The Gaza fisherman who built his own reef - and was shot dead there by an Israeli gunboat

The death of a Gaza fisherman

He built his own reef, and was fatally shot there by an Israeli gunboat
Saudi Arabia's airstrikes in Yemen are fuelling the Gulf's fire

Saudi airstrikes are fuelling the Gulf's fire

Arab intervention in Yemen risks entrenching Sunni-Shia divide and handing a victory to Isis, says Patrick Cockburn
Zayn Malik's departure from One Direction shows the perils of fame in the age of social media

The only direction Zayn could go

We wince at the anguish of One Direction's fans, but Malik's departure shows the perils of fame in the age of social media
Young Magician of the Year 2015: Meet the schoolgirl from Newcastle who has her heart set on being the competition's first female winner

Spells like teen spirit

A 16-year-old from Newcastle has set her heart on being the first female to win Young Magician of the Year. Jonathan Owen meets her
Jonathan Anderson: If fashion is a cycle, this young man knows just how to ride it

If fashion is a cycle, this young man knows just how to ride it

British designer Jonathan Anderson is putting his stamp on venerable house Loewe
Number plates scheme could provide a licence to offend in the land of the free

Licence to offend in the land of the free

Cash-strapped states have hit on a way of making money out of drivers that may be in collision with the First Amendment, says Rupert Cornwell
From farm to fork: Meet the Cornish fishermen, vegetable-growers and butchers causing a stir in London's top restaurants

From farm to fork in Cornwall

One man is bringing together Cornwall's most accomplished growers, fishermen and butchers with London's best chefs to put the finest, freshest produce on the plates of some of the country’s best restaurants
Robert Parker interview: The world's top wine critic on tasting 10,000 bottles a year, absurd drinking notes and New World wannabes

Robert Parker interview

The world's top wine critic on tasting 10,000 bottles a year, absurd drinking notes and New World wannabes
Don't believe the stereotype - or should you?

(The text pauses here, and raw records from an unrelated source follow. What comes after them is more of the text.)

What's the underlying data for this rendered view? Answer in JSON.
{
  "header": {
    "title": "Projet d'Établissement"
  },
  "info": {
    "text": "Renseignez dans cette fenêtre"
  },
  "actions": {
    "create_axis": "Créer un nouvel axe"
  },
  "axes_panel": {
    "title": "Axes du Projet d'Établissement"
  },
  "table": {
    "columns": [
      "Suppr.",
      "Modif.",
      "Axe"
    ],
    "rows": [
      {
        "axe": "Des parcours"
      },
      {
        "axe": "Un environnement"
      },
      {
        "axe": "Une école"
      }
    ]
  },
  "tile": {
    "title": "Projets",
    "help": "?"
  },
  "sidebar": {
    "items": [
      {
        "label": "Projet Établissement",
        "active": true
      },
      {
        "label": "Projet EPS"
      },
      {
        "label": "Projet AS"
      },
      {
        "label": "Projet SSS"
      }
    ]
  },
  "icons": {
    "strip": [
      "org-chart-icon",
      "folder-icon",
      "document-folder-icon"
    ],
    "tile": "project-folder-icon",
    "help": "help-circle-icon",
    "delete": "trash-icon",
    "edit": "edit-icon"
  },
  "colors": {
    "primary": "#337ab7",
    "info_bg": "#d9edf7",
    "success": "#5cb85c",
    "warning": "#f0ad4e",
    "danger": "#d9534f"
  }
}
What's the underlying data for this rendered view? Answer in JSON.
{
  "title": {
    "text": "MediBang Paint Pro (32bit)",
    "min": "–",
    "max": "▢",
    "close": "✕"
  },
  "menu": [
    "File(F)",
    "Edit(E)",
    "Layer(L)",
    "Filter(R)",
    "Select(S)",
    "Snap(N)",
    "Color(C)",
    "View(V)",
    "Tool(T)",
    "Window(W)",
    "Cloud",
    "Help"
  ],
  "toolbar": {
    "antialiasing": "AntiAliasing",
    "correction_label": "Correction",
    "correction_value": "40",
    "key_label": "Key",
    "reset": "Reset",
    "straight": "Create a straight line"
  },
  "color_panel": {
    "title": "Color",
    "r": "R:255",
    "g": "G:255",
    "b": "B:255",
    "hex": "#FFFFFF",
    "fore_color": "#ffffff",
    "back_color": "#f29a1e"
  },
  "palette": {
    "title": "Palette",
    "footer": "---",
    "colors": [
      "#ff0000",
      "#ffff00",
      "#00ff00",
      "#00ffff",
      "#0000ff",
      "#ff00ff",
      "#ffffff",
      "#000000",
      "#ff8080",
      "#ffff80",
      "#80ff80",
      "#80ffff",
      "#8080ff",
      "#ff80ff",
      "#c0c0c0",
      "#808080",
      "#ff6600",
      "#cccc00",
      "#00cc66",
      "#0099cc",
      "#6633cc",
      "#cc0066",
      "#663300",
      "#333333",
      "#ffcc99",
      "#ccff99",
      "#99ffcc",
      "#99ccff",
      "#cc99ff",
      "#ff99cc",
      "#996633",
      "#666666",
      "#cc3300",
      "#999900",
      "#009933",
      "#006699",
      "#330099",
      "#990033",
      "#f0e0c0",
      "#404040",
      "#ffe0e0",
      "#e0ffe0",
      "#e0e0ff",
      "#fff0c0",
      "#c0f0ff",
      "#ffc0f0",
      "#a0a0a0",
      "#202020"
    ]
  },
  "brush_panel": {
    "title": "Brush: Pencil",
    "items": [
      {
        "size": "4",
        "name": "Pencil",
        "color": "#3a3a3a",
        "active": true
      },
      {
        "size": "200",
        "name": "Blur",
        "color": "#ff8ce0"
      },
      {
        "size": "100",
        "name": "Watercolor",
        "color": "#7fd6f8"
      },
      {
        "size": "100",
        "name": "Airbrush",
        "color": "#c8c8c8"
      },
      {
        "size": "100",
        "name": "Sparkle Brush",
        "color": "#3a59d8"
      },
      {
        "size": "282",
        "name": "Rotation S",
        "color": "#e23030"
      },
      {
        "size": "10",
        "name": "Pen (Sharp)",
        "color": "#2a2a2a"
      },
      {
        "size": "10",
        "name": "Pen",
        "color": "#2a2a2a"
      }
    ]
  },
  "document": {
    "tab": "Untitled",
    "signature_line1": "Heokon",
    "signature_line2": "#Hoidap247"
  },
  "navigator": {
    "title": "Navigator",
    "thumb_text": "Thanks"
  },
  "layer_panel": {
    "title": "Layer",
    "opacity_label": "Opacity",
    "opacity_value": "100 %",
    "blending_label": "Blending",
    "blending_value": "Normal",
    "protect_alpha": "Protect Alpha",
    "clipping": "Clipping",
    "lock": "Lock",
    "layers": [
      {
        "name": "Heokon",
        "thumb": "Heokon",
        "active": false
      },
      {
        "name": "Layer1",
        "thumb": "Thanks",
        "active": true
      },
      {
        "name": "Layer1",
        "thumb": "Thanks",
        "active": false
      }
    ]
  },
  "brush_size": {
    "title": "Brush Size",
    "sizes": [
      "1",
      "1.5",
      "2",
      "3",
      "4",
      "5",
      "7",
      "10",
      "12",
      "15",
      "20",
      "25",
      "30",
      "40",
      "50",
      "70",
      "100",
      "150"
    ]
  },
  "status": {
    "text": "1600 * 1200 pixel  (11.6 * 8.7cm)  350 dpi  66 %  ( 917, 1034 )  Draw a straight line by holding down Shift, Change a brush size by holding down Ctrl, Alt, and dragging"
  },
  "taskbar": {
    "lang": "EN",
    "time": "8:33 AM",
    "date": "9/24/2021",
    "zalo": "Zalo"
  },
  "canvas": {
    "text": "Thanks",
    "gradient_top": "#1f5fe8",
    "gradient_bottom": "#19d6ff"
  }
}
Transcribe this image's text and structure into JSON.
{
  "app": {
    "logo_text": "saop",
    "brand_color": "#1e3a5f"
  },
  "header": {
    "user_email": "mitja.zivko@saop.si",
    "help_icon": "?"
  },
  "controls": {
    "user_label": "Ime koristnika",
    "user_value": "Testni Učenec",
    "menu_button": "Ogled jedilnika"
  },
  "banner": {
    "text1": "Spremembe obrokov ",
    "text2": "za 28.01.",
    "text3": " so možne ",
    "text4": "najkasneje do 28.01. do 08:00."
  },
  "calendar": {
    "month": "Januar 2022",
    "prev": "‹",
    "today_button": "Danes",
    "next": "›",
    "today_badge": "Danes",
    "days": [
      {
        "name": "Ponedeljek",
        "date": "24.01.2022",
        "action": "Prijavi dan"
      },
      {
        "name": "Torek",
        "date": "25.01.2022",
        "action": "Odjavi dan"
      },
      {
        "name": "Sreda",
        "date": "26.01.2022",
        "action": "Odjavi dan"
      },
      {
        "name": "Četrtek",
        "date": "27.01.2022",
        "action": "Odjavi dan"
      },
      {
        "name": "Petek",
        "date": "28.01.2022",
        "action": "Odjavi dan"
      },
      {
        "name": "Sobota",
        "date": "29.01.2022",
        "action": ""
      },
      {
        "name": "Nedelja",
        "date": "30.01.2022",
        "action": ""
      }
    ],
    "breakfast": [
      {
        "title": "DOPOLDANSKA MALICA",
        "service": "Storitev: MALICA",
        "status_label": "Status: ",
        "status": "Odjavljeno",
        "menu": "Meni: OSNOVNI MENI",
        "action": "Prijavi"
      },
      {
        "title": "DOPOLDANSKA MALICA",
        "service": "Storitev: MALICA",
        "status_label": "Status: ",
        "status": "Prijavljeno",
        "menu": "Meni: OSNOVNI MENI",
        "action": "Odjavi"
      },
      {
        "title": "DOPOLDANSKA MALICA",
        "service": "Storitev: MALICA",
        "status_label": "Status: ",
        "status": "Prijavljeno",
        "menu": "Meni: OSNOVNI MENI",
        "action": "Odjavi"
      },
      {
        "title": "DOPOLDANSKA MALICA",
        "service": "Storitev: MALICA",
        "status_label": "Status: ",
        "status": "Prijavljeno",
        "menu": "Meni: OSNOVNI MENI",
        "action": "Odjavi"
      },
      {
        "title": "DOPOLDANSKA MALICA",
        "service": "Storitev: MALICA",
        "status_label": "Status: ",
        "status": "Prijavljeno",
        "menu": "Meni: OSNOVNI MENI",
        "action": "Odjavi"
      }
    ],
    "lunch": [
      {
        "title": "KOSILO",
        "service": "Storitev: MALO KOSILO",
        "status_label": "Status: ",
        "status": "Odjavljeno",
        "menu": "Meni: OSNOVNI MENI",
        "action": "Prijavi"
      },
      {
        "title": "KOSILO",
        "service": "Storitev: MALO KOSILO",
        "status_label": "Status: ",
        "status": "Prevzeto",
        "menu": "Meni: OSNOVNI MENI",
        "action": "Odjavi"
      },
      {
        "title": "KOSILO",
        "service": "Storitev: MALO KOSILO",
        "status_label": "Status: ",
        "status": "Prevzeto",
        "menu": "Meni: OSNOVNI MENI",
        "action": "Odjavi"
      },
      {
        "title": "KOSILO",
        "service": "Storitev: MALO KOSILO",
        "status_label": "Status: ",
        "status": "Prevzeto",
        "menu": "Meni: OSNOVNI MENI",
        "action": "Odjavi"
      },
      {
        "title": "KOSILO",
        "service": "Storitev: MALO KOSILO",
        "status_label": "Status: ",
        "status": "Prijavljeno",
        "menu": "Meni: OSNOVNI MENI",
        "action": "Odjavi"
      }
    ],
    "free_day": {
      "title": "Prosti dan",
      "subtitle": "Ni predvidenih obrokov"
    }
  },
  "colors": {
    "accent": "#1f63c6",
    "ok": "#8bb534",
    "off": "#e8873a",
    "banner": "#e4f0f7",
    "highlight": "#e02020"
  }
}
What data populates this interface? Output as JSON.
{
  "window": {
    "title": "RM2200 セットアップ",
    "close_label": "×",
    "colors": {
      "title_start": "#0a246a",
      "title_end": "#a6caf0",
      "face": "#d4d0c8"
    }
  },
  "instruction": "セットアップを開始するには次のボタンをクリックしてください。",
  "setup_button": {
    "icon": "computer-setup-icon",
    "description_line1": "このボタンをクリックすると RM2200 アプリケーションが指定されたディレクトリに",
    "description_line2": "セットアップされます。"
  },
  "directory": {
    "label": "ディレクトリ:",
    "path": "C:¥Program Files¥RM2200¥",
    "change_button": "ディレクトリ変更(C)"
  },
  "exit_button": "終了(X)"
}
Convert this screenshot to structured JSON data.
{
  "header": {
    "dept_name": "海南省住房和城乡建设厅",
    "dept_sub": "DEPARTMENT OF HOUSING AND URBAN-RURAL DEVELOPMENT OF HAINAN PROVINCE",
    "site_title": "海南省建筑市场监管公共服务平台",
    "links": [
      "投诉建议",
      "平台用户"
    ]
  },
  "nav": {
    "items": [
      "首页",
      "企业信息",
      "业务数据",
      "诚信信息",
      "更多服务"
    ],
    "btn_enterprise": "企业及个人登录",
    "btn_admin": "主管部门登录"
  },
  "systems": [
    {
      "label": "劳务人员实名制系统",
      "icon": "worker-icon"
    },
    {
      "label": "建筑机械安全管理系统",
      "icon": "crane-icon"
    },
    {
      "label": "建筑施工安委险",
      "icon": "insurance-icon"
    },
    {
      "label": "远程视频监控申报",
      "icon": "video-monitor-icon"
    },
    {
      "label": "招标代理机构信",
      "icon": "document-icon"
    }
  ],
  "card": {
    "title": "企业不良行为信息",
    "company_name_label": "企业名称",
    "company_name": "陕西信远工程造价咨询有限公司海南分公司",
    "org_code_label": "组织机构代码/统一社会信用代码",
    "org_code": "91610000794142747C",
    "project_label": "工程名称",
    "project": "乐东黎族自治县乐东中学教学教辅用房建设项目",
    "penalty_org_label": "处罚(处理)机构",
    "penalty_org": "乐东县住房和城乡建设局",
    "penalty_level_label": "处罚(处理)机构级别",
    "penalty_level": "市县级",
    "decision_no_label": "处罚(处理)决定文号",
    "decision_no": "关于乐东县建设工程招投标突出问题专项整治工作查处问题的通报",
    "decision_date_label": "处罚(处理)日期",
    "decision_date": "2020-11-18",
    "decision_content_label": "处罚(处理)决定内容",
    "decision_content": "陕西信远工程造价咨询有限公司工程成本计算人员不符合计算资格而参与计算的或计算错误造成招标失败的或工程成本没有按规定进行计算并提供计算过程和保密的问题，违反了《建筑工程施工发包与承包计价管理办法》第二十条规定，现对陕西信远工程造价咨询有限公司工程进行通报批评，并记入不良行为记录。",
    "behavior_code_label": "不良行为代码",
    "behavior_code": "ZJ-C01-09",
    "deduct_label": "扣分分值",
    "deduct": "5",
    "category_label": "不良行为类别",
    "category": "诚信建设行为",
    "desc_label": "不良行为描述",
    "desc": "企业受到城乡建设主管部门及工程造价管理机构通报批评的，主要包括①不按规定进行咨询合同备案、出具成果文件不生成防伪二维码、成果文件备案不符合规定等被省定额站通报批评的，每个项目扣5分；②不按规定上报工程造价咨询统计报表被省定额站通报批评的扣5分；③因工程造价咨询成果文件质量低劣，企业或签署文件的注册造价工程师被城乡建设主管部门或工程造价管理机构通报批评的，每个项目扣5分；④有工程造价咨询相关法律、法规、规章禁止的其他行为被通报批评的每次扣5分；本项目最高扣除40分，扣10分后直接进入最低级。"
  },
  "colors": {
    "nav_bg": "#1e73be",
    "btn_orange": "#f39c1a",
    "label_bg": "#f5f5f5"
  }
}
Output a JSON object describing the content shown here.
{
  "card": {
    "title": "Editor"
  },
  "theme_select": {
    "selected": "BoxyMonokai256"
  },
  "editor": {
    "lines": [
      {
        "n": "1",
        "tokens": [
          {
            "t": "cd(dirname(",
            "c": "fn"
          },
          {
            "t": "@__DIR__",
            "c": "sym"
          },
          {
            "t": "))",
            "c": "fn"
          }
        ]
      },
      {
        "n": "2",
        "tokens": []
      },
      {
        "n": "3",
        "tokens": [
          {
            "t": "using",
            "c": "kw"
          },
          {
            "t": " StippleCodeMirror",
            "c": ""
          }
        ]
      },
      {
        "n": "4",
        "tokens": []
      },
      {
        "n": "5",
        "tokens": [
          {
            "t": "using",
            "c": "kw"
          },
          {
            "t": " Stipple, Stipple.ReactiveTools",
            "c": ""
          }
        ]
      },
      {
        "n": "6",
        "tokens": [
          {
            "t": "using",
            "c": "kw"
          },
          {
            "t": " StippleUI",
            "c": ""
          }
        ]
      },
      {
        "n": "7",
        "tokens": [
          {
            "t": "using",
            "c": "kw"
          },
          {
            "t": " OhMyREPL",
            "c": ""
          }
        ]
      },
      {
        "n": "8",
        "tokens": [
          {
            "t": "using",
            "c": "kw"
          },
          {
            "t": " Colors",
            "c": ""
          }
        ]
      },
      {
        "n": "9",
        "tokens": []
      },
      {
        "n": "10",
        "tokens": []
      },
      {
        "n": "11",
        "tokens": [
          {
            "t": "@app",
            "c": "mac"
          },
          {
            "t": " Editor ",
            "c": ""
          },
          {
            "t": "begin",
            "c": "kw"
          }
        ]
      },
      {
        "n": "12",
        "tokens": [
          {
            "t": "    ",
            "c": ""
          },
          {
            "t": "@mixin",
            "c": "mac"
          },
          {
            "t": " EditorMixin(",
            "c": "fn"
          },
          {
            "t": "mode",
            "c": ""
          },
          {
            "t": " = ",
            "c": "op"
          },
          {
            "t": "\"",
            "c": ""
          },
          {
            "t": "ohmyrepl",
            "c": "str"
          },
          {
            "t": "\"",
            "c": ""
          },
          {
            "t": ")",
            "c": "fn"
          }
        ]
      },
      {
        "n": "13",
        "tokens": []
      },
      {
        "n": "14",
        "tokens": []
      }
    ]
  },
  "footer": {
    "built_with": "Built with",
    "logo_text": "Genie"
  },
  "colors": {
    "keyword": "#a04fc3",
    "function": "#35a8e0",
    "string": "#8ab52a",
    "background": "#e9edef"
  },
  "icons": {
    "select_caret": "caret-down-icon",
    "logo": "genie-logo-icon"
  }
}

Don't believe the stereotype - or should you?

We exaggerate regional traits and turn them into jokes - and those on the receiving end are in on it too, says DJ Taylor